If you head north on Highway 18 from Casselton, on your way to Arthur and Hunter, you’ll pass by the little town of Amenia. You might not even notice it: the highway takes a bend to the east, and a thick shelterbelt blocks the view of town, other than the grain elevator peeking over the trees like a giant on patrol.
Eben Chafee was an old man when his family contributed a large chunk of money to what would become the Amenia and Sharon Land Company. The investment group had bought railroad shares, which hadn’t done well in the 1870s, and they cashed in their stock to reinvest in something else West-related. Rather than trains, the group bought land in Cass County, North Dakota, and send ‘ol Eben west to run the place.
Most of the other “bonanza” farms were merely owners, not farmers; the investors managed inventory and land and workers, but land was leased out, or crops were grown on a cost-sharing method, so there wasn’t a whole lot of tools lifted by the full owners of a bonanza farm. Chaffee saw things differently: sure, it was a lot of work to grow crops, and labor was expensive, but Chafee knew that the fertile land of North Dakota could be very profitable if the Amenia and Sharon Land Company controlled everything, from seed to trains.
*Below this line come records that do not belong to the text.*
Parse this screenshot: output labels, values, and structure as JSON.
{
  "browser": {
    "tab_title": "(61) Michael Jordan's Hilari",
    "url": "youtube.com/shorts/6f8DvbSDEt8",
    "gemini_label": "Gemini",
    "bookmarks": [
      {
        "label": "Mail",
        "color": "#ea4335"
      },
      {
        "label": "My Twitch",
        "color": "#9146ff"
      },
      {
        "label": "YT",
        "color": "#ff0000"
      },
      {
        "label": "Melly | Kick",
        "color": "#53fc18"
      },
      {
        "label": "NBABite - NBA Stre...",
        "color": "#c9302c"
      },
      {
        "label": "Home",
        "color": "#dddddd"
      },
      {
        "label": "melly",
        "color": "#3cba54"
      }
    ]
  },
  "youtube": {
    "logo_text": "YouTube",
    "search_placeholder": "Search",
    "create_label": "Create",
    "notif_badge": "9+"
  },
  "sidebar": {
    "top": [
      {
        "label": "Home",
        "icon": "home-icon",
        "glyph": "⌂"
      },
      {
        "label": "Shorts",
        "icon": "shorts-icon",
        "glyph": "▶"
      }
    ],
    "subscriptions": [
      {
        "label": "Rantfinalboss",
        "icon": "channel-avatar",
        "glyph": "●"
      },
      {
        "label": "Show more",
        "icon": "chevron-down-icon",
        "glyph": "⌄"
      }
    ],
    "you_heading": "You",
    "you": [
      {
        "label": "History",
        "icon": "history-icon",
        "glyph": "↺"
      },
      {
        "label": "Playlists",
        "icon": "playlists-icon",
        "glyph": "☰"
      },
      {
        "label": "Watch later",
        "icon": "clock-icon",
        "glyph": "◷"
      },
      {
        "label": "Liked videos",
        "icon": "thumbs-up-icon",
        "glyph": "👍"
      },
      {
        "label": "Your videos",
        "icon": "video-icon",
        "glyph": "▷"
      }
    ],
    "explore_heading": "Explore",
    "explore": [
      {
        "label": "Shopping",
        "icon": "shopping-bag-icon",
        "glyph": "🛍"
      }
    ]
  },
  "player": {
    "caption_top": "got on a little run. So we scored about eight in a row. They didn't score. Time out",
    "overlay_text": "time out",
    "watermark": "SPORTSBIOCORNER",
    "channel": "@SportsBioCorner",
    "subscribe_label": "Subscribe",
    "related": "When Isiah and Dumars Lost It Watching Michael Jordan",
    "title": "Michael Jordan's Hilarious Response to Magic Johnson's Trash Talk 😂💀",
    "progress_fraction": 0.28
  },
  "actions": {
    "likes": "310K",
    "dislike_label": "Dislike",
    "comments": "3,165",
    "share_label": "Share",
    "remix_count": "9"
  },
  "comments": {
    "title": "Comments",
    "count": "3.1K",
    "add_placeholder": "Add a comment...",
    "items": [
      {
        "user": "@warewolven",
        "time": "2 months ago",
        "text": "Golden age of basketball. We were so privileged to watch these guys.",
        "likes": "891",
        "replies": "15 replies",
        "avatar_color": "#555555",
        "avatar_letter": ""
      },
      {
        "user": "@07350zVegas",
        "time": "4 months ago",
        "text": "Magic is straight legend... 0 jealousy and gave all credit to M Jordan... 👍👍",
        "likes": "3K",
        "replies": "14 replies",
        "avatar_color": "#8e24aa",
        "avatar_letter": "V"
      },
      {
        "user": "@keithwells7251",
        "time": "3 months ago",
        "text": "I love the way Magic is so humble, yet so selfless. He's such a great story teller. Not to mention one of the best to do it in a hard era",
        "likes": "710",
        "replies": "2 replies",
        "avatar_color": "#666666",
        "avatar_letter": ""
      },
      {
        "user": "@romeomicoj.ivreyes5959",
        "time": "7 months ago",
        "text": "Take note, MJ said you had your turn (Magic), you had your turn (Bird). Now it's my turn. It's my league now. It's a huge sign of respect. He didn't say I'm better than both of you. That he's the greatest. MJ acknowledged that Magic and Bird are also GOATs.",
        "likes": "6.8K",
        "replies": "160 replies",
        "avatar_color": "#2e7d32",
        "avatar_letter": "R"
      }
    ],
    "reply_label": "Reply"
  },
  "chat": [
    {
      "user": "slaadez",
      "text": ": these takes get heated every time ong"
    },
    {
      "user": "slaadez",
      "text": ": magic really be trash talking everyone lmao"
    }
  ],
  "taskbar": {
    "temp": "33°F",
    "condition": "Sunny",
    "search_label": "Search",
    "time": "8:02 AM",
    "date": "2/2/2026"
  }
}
They attempted to build their own rail line, but not much came of it; the big railroad companies were happy to run rail lines themselves where needed. Everything else, though, Chaffee build himself: a network of grain elevators, towns full of general stores and blacksmiths and gas stations and hotels, everything needed to support an army of farmers hired to work the land for the Amenia and Sharon Land Company.
The company existed until the 1920s, well past the age of the bonanza farm, but the towns Chaffee built are still there. Amenia may not be much today, less than a hundred residents on the census, but in its day the town was a industrial hub, providing a valuable service to hundreds of farmers, all for the profit of the Amenia and Sharon Land Company.
The town might not be visible, but Amenia was where this photo was taken — which was immortalized on a two-cent stamp commissioned for the 1891 Trans-Mississippi Exposition. The stamp shows Chaffee’s farmers working the land with a massive horse teams all lined up. This stamp bent the rules a bit: only in the past years have US Postal Service rules allowed for a living person to appear on a postage stamp. In the “Farming in the West” stamp, however, it was quite certain that there were at least a couple of the people in the photo still living when the stamp was released. Although the town of Amenia might not have the value it once did, the “Farming in the West” stamp still holds value to stamp collectors.
Learn more about Chaffee and the founding of Amenia in the Dakota Datebook story I filed for today.